_Your task:_
In the records below, find each line that holds "Japan" and return it.

_Data records:_
-------
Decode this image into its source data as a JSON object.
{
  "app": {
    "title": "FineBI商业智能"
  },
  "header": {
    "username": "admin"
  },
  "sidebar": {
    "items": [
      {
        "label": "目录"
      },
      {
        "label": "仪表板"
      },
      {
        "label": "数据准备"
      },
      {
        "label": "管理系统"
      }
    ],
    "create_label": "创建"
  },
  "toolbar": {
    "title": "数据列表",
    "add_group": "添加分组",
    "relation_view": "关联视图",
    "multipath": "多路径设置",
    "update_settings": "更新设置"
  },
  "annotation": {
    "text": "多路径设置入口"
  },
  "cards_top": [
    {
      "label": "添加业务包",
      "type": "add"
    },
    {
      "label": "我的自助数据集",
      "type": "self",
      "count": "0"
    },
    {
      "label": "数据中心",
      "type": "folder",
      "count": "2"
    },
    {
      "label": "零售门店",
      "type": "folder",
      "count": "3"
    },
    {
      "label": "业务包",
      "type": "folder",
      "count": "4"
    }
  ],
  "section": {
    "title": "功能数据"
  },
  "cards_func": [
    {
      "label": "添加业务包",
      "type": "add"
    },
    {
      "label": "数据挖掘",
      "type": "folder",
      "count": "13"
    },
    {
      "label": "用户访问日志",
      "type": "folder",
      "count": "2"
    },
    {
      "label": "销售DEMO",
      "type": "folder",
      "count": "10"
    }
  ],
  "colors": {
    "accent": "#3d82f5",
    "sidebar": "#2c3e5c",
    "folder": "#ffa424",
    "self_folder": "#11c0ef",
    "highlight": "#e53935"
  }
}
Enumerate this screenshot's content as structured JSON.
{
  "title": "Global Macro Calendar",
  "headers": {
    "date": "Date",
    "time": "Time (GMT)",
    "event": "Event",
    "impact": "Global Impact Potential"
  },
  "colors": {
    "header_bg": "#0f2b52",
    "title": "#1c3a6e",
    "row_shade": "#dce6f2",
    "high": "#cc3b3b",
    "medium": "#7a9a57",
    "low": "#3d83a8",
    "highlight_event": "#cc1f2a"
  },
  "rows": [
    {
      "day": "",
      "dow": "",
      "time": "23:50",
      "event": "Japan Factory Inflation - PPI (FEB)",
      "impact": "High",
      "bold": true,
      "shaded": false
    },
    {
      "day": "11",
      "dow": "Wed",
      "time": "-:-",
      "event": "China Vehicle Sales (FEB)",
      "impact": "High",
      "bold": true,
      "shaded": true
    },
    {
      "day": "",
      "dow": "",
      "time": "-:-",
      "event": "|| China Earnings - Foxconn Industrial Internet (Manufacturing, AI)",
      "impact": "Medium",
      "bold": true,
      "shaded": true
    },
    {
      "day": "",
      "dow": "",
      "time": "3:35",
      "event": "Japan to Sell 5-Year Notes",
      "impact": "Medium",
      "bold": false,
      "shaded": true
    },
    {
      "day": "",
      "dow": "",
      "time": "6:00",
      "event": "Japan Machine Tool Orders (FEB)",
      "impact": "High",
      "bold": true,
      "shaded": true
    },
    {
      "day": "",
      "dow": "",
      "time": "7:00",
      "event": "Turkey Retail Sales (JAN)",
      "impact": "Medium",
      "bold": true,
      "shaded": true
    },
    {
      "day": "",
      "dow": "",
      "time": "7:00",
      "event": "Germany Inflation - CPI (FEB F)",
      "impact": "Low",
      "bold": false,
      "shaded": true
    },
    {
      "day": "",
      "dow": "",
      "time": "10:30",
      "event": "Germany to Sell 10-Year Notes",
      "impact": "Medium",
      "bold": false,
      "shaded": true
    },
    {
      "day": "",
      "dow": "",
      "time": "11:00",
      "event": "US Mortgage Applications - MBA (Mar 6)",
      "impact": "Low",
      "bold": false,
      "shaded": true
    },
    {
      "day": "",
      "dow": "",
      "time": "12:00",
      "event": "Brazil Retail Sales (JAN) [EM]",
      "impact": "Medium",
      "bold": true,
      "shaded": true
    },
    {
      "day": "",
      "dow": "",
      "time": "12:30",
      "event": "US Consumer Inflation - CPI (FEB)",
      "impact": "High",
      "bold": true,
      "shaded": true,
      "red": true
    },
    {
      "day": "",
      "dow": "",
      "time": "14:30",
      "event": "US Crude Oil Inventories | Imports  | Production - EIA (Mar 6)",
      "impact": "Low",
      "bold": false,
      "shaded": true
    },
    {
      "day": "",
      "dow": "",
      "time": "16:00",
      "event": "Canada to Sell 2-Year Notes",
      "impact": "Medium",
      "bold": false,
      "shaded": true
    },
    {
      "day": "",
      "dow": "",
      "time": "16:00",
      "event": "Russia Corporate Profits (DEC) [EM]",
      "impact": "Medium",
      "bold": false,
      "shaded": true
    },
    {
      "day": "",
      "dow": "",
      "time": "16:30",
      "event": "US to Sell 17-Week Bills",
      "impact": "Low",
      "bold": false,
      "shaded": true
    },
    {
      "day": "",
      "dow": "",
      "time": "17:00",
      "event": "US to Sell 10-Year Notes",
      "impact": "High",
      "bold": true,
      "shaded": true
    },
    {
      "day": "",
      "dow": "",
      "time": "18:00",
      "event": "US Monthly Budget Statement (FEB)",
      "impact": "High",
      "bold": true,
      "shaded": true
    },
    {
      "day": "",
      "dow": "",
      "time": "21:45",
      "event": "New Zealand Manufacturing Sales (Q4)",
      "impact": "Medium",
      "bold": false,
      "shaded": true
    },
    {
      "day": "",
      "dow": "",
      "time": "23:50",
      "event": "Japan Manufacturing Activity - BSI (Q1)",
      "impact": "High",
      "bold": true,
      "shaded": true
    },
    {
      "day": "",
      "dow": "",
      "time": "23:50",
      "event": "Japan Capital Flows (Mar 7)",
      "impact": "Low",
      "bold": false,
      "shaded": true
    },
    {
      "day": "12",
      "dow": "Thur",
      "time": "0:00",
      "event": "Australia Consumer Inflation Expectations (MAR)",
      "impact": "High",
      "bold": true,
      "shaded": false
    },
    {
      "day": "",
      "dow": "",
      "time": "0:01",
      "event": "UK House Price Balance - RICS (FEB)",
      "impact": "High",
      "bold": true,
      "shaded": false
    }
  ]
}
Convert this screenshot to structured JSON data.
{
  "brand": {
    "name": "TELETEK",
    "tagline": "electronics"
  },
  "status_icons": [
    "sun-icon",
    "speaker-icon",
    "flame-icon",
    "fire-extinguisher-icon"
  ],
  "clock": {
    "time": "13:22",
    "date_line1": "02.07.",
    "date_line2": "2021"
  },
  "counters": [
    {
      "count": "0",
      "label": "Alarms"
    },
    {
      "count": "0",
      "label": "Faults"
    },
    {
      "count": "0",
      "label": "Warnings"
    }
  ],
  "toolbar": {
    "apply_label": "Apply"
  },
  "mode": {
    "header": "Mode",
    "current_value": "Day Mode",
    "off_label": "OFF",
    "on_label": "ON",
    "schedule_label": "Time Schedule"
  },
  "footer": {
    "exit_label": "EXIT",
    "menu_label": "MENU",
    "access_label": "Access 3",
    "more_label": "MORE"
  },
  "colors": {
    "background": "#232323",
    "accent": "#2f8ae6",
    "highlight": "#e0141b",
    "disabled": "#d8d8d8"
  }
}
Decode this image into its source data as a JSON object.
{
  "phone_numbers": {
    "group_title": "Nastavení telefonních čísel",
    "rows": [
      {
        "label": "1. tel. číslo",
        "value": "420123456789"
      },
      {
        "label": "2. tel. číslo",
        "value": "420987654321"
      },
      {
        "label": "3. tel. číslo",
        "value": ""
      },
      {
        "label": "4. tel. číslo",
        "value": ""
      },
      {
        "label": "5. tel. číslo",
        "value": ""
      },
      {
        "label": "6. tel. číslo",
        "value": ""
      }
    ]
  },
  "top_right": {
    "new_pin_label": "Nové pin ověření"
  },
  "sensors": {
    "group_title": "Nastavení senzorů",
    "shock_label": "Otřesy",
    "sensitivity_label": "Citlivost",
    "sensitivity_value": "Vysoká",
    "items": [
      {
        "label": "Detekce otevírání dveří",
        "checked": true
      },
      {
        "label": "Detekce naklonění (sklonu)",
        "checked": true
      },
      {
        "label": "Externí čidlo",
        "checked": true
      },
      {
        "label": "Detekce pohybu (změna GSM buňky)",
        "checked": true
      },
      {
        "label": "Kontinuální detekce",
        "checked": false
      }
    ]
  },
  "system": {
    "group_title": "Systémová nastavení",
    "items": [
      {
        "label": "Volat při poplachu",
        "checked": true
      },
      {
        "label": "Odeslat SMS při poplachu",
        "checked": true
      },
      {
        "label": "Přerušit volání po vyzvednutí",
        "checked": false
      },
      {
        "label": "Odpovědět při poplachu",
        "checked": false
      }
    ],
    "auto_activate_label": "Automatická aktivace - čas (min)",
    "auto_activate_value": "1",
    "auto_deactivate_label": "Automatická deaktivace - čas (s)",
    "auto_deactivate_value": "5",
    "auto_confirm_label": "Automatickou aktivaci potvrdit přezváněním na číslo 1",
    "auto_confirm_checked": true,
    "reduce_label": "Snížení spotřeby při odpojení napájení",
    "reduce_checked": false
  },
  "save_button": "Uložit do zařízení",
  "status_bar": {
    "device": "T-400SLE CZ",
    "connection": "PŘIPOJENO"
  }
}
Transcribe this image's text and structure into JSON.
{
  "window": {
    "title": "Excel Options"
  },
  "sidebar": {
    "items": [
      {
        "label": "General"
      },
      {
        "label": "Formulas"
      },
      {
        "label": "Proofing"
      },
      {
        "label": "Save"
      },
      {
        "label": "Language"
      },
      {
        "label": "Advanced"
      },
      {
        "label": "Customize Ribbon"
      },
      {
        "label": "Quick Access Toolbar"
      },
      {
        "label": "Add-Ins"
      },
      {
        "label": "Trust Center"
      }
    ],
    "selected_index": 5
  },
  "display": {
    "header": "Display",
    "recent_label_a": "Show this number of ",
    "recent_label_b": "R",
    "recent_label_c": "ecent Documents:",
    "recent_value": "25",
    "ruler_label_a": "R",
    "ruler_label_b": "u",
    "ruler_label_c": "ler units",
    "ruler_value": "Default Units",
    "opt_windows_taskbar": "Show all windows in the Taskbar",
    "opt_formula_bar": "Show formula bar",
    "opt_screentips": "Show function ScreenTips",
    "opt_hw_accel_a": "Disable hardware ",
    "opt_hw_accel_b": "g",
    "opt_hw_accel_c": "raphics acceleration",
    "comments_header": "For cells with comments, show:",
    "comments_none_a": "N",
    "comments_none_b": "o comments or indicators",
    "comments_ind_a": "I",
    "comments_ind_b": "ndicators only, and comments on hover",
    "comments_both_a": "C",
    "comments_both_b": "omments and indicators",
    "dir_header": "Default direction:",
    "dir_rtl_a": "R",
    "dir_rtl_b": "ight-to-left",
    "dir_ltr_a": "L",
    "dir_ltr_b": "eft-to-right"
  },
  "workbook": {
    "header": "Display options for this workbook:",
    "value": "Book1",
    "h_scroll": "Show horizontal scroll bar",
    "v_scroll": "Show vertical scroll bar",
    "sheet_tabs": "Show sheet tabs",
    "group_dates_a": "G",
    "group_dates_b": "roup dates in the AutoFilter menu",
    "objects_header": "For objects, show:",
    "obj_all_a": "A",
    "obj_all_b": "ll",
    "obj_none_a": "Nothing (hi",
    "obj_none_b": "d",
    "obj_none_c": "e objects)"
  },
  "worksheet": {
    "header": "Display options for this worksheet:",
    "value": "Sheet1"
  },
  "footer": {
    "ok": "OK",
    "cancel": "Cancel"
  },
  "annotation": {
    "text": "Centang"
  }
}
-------
_Answer section:_
      "event": "Japan Factory Inflation - PPI (FEB)",
      "event": "Japan to Sell 5-Year Notes",
      "event": "Japan Machine Tool Orders (FEB)",
      "event": "Japan Manufacturing Activity - BSI (Q1)",
      "event": "Japan Capital Flows (Mar 7)",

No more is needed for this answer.